In 2008, Raj had warned of a violent opposition to films and products endorsed by superstar Amitabh Bachchan’s family after objecting to his wife and actor Jaya Bachchan’s “anti-Marathi” remarks. Amitabh and Jaya Bachchan who had remarked during a film promotion event that north Indians in Maharashtra would prefer to speak in Hindi and not Marathi apologised later that she did not mean any disrespect to Maharashtrians.
On most occasions, Raj Thackeray’s threats have drawn a mute response from the same Congress-NCP government which slapped the serious charge of sedition on a harmless cartoonist like Aseem Trivedi. It was therefore not surprising when Bihar chief minister Nitish Kumar protested recently that the Centre and Maharashtra government had failed to rein in the MNS chief for his threat to throw Biharis out of Maharashtra.
While other political parties have their own agendas, the Thackerays have found their niche in the politics of the Marathi manoos and Marathi pride. No one can question love for Maharashtra and therefore, the state’s legendary warrior-king Shivaji becomes the central deity for the Thackerays and they justify their intimidatory tactics in the name of the Marathi manoos.
The anti-Muslim card is another element in the strategy of the Thackerays which is not only effective in whipping up passions against Pakistan and Bangladesh but also helps the Thackerays sharpen their focus on the non-Muslim voters.
Bal Thackeray recently told his party’s newspaper Samana that he wants the army under his command “for just a month” to turn the country around. Raj Thackeray is creating one of his own- on the very same lines that Bal Thackeray built the Shiv Sena ‘shakha by shakha’. Using this political opportunity, many neighbourhood bullies have climbed the ladder of politics and have become municipal corporators, MLAs and even ministers.
The Sena’s history will show that it has always resorted to mob violence and intimidation to demand respect. The Sena’s violence against the communists who had a sizeable presence among the mill workers and unions of Mumbai, was condoned by the Congress because it suited its political interests. By the time the communists were eliminated, the Sena had become a force to reckon with and Bal Thackeray became bigger and bigger, metamorphosing into a demigod.
History is repeating itself in Maharashtra and we are seeing a second round of politics based on street violence and intimidation, planned and executed meticulously by the MNS in the name of the Marathi manoos. Raj Thackeray is unlikely to give up on violence and intimidation because this formula has worked in the past.
Using this aggressive stance, the Shiv Sena and the MNS have created a valuable political space for themselves. They have all the more benefitted from the weakness of the rule of law in India.

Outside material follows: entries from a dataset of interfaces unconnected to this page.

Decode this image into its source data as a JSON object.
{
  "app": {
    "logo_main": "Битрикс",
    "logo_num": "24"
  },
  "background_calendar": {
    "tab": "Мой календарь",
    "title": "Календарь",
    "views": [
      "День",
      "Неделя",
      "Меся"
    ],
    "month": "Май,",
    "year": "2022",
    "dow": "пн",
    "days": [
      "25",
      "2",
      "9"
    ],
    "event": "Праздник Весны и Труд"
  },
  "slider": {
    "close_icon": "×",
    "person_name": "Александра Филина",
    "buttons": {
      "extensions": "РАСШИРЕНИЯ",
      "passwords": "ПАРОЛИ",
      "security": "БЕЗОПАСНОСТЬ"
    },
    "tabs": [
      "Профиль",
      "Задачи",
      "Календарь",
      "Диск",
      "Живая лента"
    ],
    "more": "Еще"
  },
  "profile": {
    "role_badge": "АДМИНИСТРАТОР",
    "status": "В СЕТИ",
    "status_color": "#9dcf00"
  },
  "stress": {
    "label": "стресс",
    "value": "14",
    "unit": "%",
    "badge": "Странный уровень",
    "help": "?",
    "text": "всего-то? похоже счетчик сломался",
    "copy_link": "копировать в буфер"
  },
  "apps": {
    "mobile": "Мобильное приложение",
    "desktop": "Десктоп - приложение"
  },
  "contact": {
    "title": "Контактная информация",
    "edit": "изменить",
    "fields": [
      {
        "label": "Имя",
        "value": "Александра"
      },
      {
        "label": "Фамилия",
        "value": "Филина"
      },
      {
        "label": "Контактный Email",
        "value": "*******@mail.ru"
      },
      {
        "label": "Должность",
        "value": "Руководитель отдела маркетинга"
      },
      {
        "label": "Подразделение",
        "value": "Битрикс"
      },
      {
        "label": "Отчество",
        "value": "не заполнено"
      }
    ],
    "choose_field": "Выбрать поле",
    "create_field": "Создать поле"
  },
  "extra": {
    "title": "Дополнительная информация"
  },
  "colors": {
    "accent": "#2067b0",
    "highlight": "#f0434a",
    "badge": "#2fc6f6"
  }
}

The people of Maharashtra don’t deserve to live in a state of lawlessness where politicians openly threaten that they will incite violence unless they and their views are given the right of way. With the next round of elections not very far into the future, the politics of hate and intimidation is bound to be on the upswing. This is all the more reason why troublemakers have to be dealt with a firm hand and nipped in the bud with a greater emphasis on maintaining law and order.